PROBLEM DESCRIPTION: Repeat the data exactly, please; no pictures belong in the copy.

DATA EXCERPTS:
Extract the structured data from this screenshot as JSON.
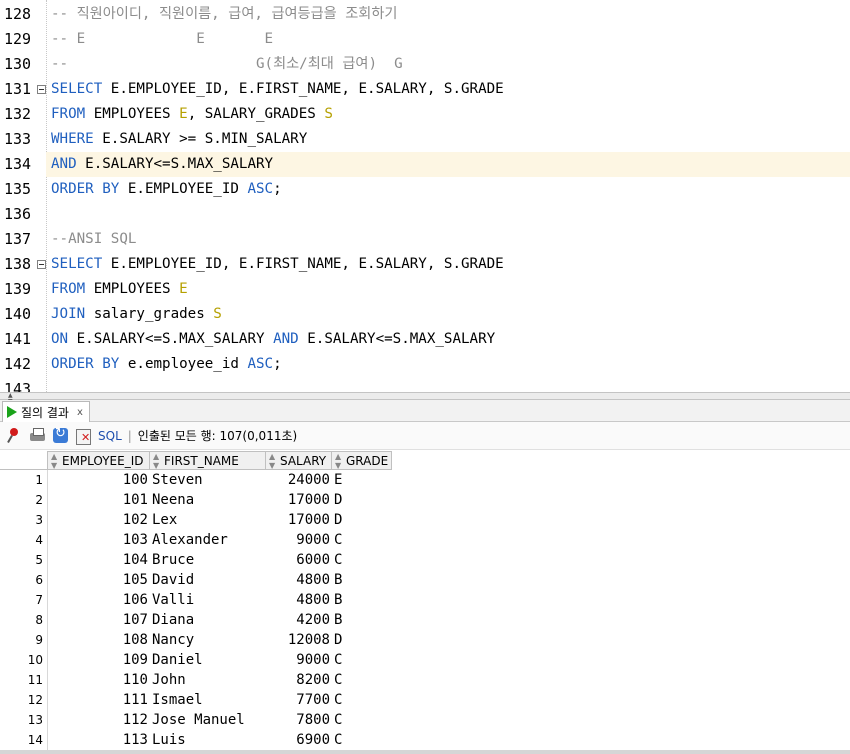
{
  "editor": {
    "lines": [
      {
        "num": "128",
        "parts": [
          {
            "t": "-- 직원아이디, 직원이름, 급여, 급여등급을 조회하기",
            "c": "cm"
          }
        ]
      },
      {
        "num": "129",
        "parts": [
          {
            "t": "-- E             E       E",
            "c": "cm"
          }
        ]
      },
      {
        "num": "130",
        "parts": [
          {
            "t": "--                      G(최소/최대 급여)  G",
            "c": "cm"
          }
        ]
      },
      {
        "num": "131",
        "fold": true,
        "parts": [
          {
            "t": "SELECT",
            "c": "kw"
          },
          {
            "t": " E.EMPLOYEE_ID, E.FIRST_NAME, E.SALARY, S.GRADE",
            "c": ""
          }
        ]
      },
      {
        "num": "132",
        "parts": [
          {
            "t": "FROM",
            "c": "kw"
          },
          {
            "t": " EMPLOYEES ",
            "c": ""
          },
          {
            "t": "E",
            "c": "al"
          },
          {
            "t": ", SALARY_GRADES ",
            "c": ""
          },
          {
            "t": "S",
            "c": "al"
          }
        ]
      },
      {
        "num": "133",
        "parts": [
          {
            "t": "WHERE",
            "c": "kw"
          },
          {
            "t": " E.SALARY >= S.MIN_SALARY",
            "c": ""
          }
        ]
      },
      {
        "num": "134",
        "current": true,
        "parts": [
          {
            "t": "AND",
            "c": "kw"
          },
          {
            "t": " E.SALARY<=S.MAX_SALARY",
            "c": ""
          }
        ]
      },
      {
        "num": "135",
        "parts": [
          {
            "t": "ORDER BY",
            "c": "kw"
          },
          {
            "t": " E.EMPLOYEE_ID ",
            "c": ""
          },
          {
            "t": "ASC",
            "c": "kw"
          },
          {
            "t": ";",
            "c": ""
          }
        ]
      },
      {
        "num": "136",
        "parts": []
      },
      {
        "num": "137",
        "parts": [
          {
            "t": "--ANSI SQL",
            "c": "cm"
          }
        ]
      },
      {
        "num": "138",
        "fold": true,
        "parts": [
          {
            "t": "SELECT",
            "c": "kw"
          },
          {
            "t": " E.EMPLOYEE_ID, E.FIRST_NAME, E.SALARY, S.GRADE",
            "c": ""
          }
        ]
      },
      {
        "num": "139",
        "parts": [
          {
            "t": "FROM",
            "c": "kw"
          },
          {
            "t": " EMPLOYEES ",
            "c": ""
          },
          {
            "t": "E",
            "c": "al"
          }
        ]
      },
      {
        "num": "140",
        "parts": [
          {
            "t": "JOIN",
            "c": "kw"
          },
          {
            "t": " salary_grades ",
            "c": ""
          },
          {
            "t": "S",
            "c": "al"
          }
        ]
      },
      {
        "num": "141",
        "parts": [
          {
            "t": "ON",
            "c": "kw"
          },
          {
            "t": " E.SALARY<=S.MAX_SALARY ",
            "c": ""
          },
          {
            "t": "AND",
            "c": "kw"
          },
          {
            "t": " E.SALARY<=S.MAX_SALARY",
            "c": ""
          }
        ]
      },
      {
        "num": "142",
        "parts": [
          {
            "t": "ORDER BY",
            "c": "kw"
          },
          {
            "t": " e.employee_id ",
            "c": ""
          },
          {
            "t": "ASC",
            "c": "kw"
          },
          {
            "t": ";",
            "c": ""
          }
        ]
      },
      {
        "num": "143",
        "parts": []
      }
    ],
    "colors": {
      "keyword": "#1f5fbf",
      "alias": "#b5a000",
      "comment": "#8c8c8c",
      "current_line": "#fdf6e3"
    }
  },
  "results": {
    "tab_label": "질의 결과",
    "tab_close": "x",
    "toolbar": {
      "icons": [
        "pin-icon",
        "print-icon",
        "refresh-icon",
        "export-icon"
      ],
      "sql_label": "SQL",
      "separator": "|",
      "status": "인출된 모든 행: 107(0,011초)"
    },
    "columns": [
      "EMPLOYEE_ID",
      "FIRST_NAME",
      "SALARY",
      "GRADE"
    ],
    "rows": [
      {
        "n": "1",
        "id": "100",
        "name": "Steven",
        "salary": "24000",
        "grade": "E"
      },
      {
        "n": "2",
        "id": "101",
        "name": "Neena",
        "salary": "17000",
        "grade": "D"
      },
      {
        "n": "3",
        "id": "102",
        "name": "Lex",
        "salary": "17000",
        "grade": "D"
      },
      {
        "n": "4",
        "id": "103",
        "name": "Alexander",
        "salary": "9000",
        "grade": "C"
      },
      {
        "n": "5",
        "id": "104",
        "name": "Bruce",
        "salary": "6000",
        "grade": "C"
      },
      {
        "n": "6",
        "id": "105",
        "name": "David",
        "salary": "4800",
        "grade": "B"
      },
      {
        "n": "7",
        "id": "106",
        "name": "Valli",
        "salary": "4800",
        "grade": "B"
      },
      {
        "n": "8",
        "id": "107",
        "name": "Diana",
        "salary": "4200",
        "grade": "B"
      },
      {
        "n": "9",
        "id": "108",
        "name": "Nancy",
        "salary": "12008",
        "grade": "D"
      },
      {
        "n": "10",
        "id": "109",
        "name": "Daniel",
        "salary": "9000",
        "grade": "C"
      },
      {
        "n": "11",
        "id": "110",
        "name": "John",
        "salary": "8200",
        "grade": "C"
      },
      {
        "n": "12",
        "id": "111",
        "name": "Ismael",
        "salary": "7700",
        "grade": "C"
      },
      {
        "n": "13",
        "id": "112",
        "name": "Jose Manuel",
        "salary": "7800",
        "grade": "C"
      },
      {
        "n": "14",
        "id": "113",
        "name": "Luis",
        "salary": "6900",
        "grade": "C"
      }
    ]
  }
}
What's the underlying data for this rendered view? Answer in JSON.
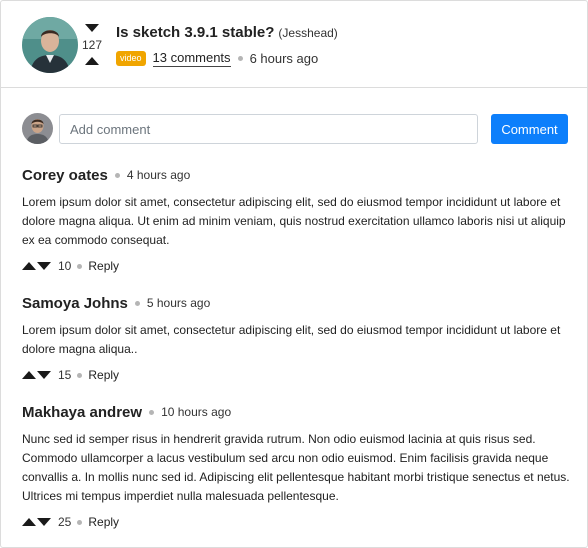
{
  "post": {
    "title": "Is sketch 3.9.1 stable?",
    "author": "(Jesshead)",
    "score": "127",
    "tag": "video",
    "comments_link": "13 comments",
    "time": "6 hours ago",
    "colors": {
      "tag": "#f0a500"
    }
  },
  "composer": {
    "placeholder": "Add comment",
    "button_label": "Comment",
    "colors": {
      "button": "#0d7ffb"
    }
  },
  "comments": [
    {
      "name": "Corey oates",
      "time": "4 hours ago",
      "body": "Lorem ipsum dolor sit amet, consectetur adipiscing elit, sed do eiusmod tempor incididunt ut labore et dolore magna aliqua. Ut enim ad minim veniam, quis nostrud exercitation ullamco laboris nisi ut aliquip ex ea commodo consequat.",
      "score": "10",
      "reply_label": "Reply"
    },
    {
      "name": "Samoya Johns",
      "time": "5 hours ago",
      "body": "Lorem ipsum dolor sit amet, consectetur adipiscing elit, sed do eiusmod tempor incididunt ut labore et dolore magna aliqua..",
      "score": "15",
      "reply_label": "Reply"
    },
    {
      "name": "Makhaya andrew",
      "time": "10 hours ago",
      "body": "Nunc sed id semper risus in hendrerit gravida rutrum. Non odio euismod lacinia at quis risus sed. Commodo ullamcorper a lacus vestibulum sed arcu non odio euismod. Enim facilisis gravida neque convallis a. In mollis nunc sed id. Adipiscing elit pellentesque habitant morbi tristique senectus et netus. Ultrices mi tempus imperdiet nulla malesuada pellentesque.",
      "score": "25",
      "reply_label": "Reply"
    }
  ]
}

ANSWER TO THE PROBLEM:
Extract the structured data from this screenshot as JSON.
{
  "editor": {
    "lines": [
      {
        "num": "128",
        "parts": [
          {
            "t": "-- 직원아이디, 직원이름, 급여, 급여등급을 조회하기",
            "c": "cm"
          }
        ]
      },
      {
        "num": "129",
        "parts": [
          {
            "t": "-- E             E       E",
            "c": "cm"
          }
        ]
      },
      {
        "num": "130",
        "parts": [
          {
            "t": "--                      G(최소/최대 급여)  G",
            "c": "cm"
          }
        ]
      },
      {
        "num": "131",
        "fold": true,
        "parts": [
          {
            "t": "SELECT",
            "c": "kw"
          },
          {
            "t": " E.EMPLOYEE_ID, E.FIRST_NAME, E.SALARY, S.GRADE",
            "c": ""
          }
        ]
      },
      {
        "num": "132",
        "parts": [
          {
            "t": "FROM",
            "c": "kw"
          },
          {
            "t": " EMPLOYEES ",
            "c": ""
          },
          {
            "t": "E",
            "c": "al"
          },
          {
            "t": ", SALARY_GRADES ",
            "c": ""
          },
          {
            "t": "S",
            "c": "al"
          }
        ]
      },
      {
        "num": "133",
        "parts": [
          {
            "t": "WHERE",
            "c": "kw"
          },
          {
            "t": " E.SALARY >= S.MIN_SALARY",
            "c": ""
          }
        ]
      },
      {
        "num": "134",
        "current": true,
        "parts": [
          {
            "t": "AND",
            "c": "kw"
          },
          {
            "t": " E.SALARY<=S.MAX_SALARY",
            "c": ""
          }
        ]
      },
      {
        "num": "135",
        "parts": [
          {
            "t": "ORDER BY",
            "c": "kw"
          },
          {
            "t": " E.EMPLOYEE_ID ",
            "c": ""
          },
          {
            "t": "ASC",
            "c": "kw"
          },
          {
            "t": ";",
            "c": ""
          }
        ]
      },
      {
        "num": "136",
        "parts": []
      },
      {
        "num": "137",
        "parts": [
          {
            "t": "--ANSI SQL",
            "c": "cm"
          }
        ]
      },
      {
        "num": "138",
        "fold": true,
        "parts": [
          {
            "t": "SELECT",
            "c": "kw"
          },
          {
            "t": " E.EMPLOYEE_ID, E.FIRST_NAME, E.SALARY, S.GRADE",
            "c": ""
          }
        ]
      },
      {
        "num": "139",
        "parts": [
          {
            "t": "FROM",
            "c": "kw"
          },
          {
            "t": " EMPLOYEES ",
            "c": ""
          },
          {
            "t": "E",
            "c": "al"
          }
        ]
      },
      {
        "num": "140",
        "parts": [
          {
            "t": "JOIN",
            "c": "kw"
          },
          {
            "t": " salary_grades ",
            "c": ""
          },
          {
            "t": "S",
            "c": "al"
          }
        ]
      },
      {
        "num": "141",
        "parts": [
          {
            "t": "ON",
            "c": "kw"
          },
          {
            "t": " E.SALARY<=S.MAX_SALARY ",
            "c": ""
          },
          {
            "t": "AND",
            "c": "kw"
          },
          {
            "t": " E.SALARY<=S.MAX_SALARY",
            "c": ""
          }
        ]
      },
      {
        "num": "142",
        "parts": [
          {
            "t": "ORDER BY",
            "c": "kw"
          },
          {
            "t": " e.employee_id ",
            "c": ""
          },
          {
            "t": "ASC",
            "c": "kw"
          },
          {
            "t": ";",
            "c": ""
          }
        ]
      },
      {
        "num": "143",
        "parts": []
      }
    ],
    "colors": {
      "keyword": "#1f5fbf",
      "alias": "#b5a000",
      "comment": "#8c8c8c",
      "current_line": "#fdf6e3"
    }
  },
  "results": {
    "tab_label": "질의 결과",
    "tab_close": "x",
    "toolbar": {
      "icons": [
        "pin-icon",
        "print-icon",
        "refresh-icon",
        "export-icon"
      ],
      "sql_label": "SQL",
      "separator": "|",
      "status": "인출된 모든 행: 107(0,011초)"
    },
    "columns": [
      "EMPLOYEE_ID",
      "FIRST_NAME",
      "SALARY",
      "GRADE"
    ],
    "rows": [
      {
        "n": "1",
        "id": "100",
        "name": "Steven",
        "salary": "24000",
        "grade": "E"
      },
      {
        "n": "2",
        "id": "101",
        "name": "Neena",
        "salary": "17000",
        "grade": "D"
      },
      {
        "n": "3",
        "id": "102",
        "name": "Lex",
        "salary": "17000",
        "grade": "D"
      },
      {
        "n": "4",
        "id": "103",
        "name": "Alexander",
        "salary": "9000",
        "grade": "C"
      },
      {
        "n": "5",
        "id": "104",
        "name": "Bruce",
        "salary": "6000",
        "grade": "C"
      },
      {
        "n": "6",
        "id": "105",
        "name": "David",
        "salary": "4800",
        "grade": "B"
      },
      {
        "n": "7",
        "id": "106",
        "name": "Valli",
        "salary": "4800",
        "grade": "B"
      },
      {
        "n": "8",
        "id": "107",
        "name": "Diana",
        "salary": "4200",
        "grade": "B"
      },
      {
        "n": "9",
        "id": "108",
        "name": "Nancy",
        "salary": "12008",
        "grade": "D"
      },
      {
        "n": "10",
        "id": "109",
        "name": "Daniel",
        "salary": "9000",
        "grade": "C"
      },
      {
        "n": "11",
        "id": "110",
        "name": "John",
        "salary": "8200",
        "grade": "C"
      },
      {
        "n": "12",
        "id": "111",
        "name": "Ismael",
        "salary": "7700",
        "grade": "C"
      },
      {
        "n": "13",
        "id": "112",
        "name": "Jose Manuel",
        "salary": "7800",
        "grade": "C"
      },
      {
        "n": "14",
        "id": "113",
        "name": "Luis",
        "salary": "6900",
        "grade": "C"
      }
    ]
  }
}
What's the underlying data for this rendered view? Answer in JSON.
{
  "post": {
    "title": "Is sketch 3.9.1 stable?",
    "author": "(Jesshead)",
    "score": "127",
    "tag": "video",
    "comments_link": "13 comments",
    "time": "6 hours ago",
    "colors": {
      "tag": "#f0a500"
    }
  },
  "composer": {
    "placeholder": "Add comment",
    "button_label": "Comment",
    "colors": {
      "button": "#0d7ffb"
    }
  },
  "comments": [
    {
      "name": "Corey oates",
      "time": "4 hours ago",
      "body": "Lorem ipsum dolor sit amet, consectetur adipiscing elit, sed do eiusmod tempor incididunt ut labore et dolore magna aliqua. Ut enim ad minim veniam, quis nostrud exercitation ullamco laboris nisi ut aliquip ex ea commodo consequat.",
      "score": "10",
      "reply_label": "Reply"
    },
    {
      "name": "Samoya Johns",
      "time": "5 hours ago",
      "body": "Lorem ipsum dolor sit amet, consectetur adipiscing elit, sed do eiusmod tempor incididunt ut labore et dolore magna aliqua..",
      "score": "15",
      "reply_label": "Reply"
    },
    {
      "name": "Makhaya andrew",
      "time": "10 hours ago",
      "body": "Nunc sed id semper risus in hendrerit gravida rutrum. Non odio euismod lacinia at quis risus sed. Commodo ullamcorper a lacus vestibulum sed arcu non odio euismod. Enim facilisis gravida neque convallis a. In mollis nunc sed id. Adipiscing elit pellentesque habitant morbi tristique senectus et netus. Ultrices mi tempus imperdiet nulla malesuada pellentesque.",
      "score": "25",
      "reply_label": "Reply"
    }
  ]
}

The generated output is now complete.